Two friends, Jack and Jill were on their way home from a party in the early hours of the morning. As they sat in their cab ride home Jack said to Jill, “Remind me to get some milk at ‘The 24hr Shop’ around the corner from home”. Jill replied: “We’re at least 30mins away from home, its 2am, will it be open?” Jack looked at her disbelievingly and responded: “What kind of a question is that Jill? It is called ‘The 24hr Shop’. Of course it will be open!!”
I have often wondered why many organisations remain hesitant at placing Diversity at the very heart of overall business strategy. Indeed, many organisations request a business case for diversity to further justify reasons for ‘engaging’ it as a business area. What this may point to, I suggest, is a gap in understanding. It is not business that creates diversity rather it is the very fact of diversity that creates business. Diversity is the coming together of different individuals from cross socio-cultural backgrounds and the different creative ideas they possess that leads to the development of new and fresh strategies needed to create, and keep businesses afloat so that they remain sustainable and competitive.
It is little wonder then that organizations that do not see the fundamental connection between diversity and overall business strategy commit a fundamental flaw in the logic of business strategy akin to the story above: Just as ‘The 24 hrs Shop’ implies within its title that it ought to be open for 24hrs, so too business practice ought to imply the practice of diversity as fundamental to its very existence. Indeed, a 24 hrs shop that is not in fact open for 24 hrs creates a logical absurdity in our minds regarding the choice of the name of the shop. In the same vein, I argue, businesses that do not have diversity as fundamental to business practice commit a logical absurdity in understanding business creation, development and continued sustainable operational success. Continue reading
In attempting to develop an understanding of the meaning of the concept of ‘diversity’, it is arguable to suggest that the best place to begin is by attempting an answer of the following 3 core philosophical questions: “Who am I?”, “Where am I going”?, “What does existence mean?”
Attempts to answer these questions can be traced back to a number of known philosophical thinkers: Aristotle, Thomas Aquinas, St Augustine, Rene Descartes, Immanuel Kant, John Locke, Martin Heidegger, Tielhard de Chardin, John Paul Sartre, etc – all of whom dominated the ancient, medieval and contemporary and modern philosophical periods.

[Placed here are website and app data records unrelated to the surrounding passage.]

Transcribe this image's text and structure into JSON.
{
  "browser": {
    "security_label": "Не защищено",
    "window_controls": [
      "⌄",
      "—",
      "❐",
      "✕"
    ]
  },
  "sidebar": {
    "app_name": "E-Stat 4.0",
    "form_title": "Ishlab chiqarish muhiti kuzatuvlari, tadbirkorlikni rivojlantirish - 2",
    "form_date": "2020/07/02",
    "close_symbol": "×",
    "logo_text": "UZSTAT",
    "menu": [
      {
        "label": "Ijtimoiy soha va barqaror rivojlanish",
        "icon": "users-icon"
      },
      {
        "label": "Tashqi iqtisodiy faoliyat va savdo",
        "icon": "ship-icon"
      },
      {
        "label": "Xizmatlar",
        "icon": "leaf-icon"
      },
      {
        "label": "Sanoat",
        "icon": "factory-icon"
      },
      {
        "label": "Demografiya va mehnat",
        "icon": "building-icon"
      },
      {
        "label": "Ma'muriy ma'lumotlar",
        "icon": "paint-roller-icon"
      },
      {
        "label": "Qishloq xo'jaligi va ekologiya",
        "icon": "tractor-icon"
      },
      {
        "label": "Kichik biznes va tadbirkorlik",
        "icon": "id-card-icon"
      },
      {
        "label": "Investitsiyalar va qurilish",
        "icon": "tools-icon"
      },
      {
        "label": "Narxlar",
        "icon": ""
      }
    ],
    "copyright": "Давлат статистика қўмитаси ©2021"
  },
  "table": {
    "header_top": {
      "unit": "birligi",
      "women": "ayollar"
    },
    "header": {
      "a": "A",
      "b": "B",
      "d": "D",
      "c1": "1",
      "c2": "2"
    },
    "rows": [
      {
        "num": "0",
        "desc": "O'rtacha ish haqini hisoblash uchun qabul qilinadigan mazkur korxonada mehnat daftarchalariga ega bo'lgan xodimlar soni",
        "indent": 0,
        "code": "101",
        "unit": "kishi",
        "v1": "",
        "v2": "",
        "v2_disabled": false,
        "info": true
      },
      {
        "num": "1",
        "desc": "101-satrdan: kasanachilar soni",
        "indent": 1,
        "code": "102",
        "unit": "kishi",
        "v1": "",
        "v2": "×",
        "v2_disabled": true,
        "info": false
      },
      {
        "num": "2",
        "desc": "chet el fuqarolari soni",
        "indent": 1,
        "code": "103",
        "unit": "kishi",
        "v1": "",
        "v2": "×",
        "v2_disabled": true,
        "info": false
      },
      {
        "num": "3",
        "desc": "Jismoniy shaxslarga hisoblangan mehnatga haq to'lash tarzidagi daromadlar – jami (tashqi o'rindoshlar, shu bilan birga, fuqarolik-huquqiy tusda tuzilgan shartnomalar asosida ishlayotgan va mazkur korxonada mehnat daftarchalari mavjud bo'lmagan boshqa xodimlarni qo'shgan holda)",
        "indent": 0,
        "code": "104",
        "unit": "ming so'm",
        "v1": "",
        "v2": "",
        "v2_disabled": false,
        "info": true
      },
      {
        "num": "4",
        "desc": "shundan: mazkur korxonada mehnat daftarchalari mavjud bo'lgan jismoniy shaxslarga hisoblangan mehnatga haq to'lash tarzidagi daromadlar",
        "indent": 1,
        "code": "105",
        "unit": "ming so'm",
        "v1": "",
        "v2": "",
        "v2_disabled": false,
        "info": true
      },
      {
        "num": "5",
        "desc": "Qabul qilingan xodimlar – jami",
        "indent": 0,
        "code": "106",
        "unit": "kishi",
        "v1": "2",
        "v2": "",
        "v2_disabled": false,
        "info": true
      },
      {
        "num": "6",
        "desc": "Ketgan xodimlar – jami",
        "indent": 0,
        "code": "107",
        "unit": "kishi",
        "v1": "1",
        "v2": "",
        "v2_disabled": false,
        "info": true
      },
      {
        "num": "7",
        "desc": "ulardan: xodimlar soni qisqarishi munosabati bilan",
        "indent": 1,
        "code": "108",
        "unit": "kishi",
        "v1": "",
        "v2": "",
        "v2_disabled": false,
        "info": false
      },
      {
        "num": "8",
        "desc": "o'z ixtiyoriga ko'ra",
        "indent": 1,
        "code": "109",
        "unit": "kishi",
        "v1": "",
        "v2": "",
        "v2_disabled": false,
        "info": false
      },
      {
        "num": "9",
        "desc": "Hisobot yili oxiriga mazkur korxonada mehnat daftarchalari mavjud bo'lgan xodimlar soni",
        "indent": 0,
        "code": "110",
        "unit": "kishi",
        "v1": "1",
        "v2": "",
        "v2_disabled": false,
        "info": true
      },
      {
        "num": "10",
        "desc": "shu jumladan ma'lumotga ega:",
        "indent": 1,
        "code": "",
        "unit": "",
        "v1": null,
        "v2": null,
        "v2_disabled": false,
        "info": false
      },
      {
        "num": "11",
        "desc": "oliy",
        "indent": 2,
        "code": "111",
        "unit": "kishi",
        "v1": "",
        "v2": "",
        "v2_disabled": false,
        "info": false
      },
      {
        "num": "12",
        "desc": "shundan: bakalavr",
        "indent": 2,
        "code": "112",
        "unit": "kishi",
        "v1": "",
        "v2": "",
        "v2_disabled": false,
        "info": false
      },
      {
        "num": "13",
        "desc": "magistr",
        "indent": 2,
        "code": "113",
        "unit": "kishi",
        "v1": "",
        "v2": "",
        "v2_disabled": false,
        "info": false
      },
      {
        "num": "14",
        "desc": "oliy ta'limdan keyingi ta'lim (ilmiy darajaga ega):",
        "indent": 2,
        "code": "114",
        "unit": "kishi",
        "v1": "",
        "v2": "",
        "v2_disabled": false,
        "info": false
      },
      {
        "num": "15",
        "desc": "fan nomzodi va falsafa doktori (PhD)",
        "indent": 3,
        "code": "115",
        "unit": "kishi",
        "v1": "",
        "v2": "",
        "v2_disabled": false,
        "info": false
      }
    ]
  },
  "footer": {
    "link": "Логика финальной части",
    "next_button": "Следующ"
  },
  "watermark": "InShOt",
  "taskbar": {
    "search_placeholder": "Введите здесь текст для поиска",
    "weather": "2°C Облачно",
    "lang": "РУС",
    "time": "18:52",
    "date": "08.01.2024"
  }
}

But what was the common denominator running through the varied arguments each thinker posed? Arguably, I suggest it was attempting an understanding of the meaning of ‘existence’: What was it? What did it mean? Indeed, how am I connected to it?
I remember when studying philosophy at university, I was particularly interested in the theories of ‘identity’. The existentialist philosophy of Jean-Paul Sartre took my particular fancy. Continue reading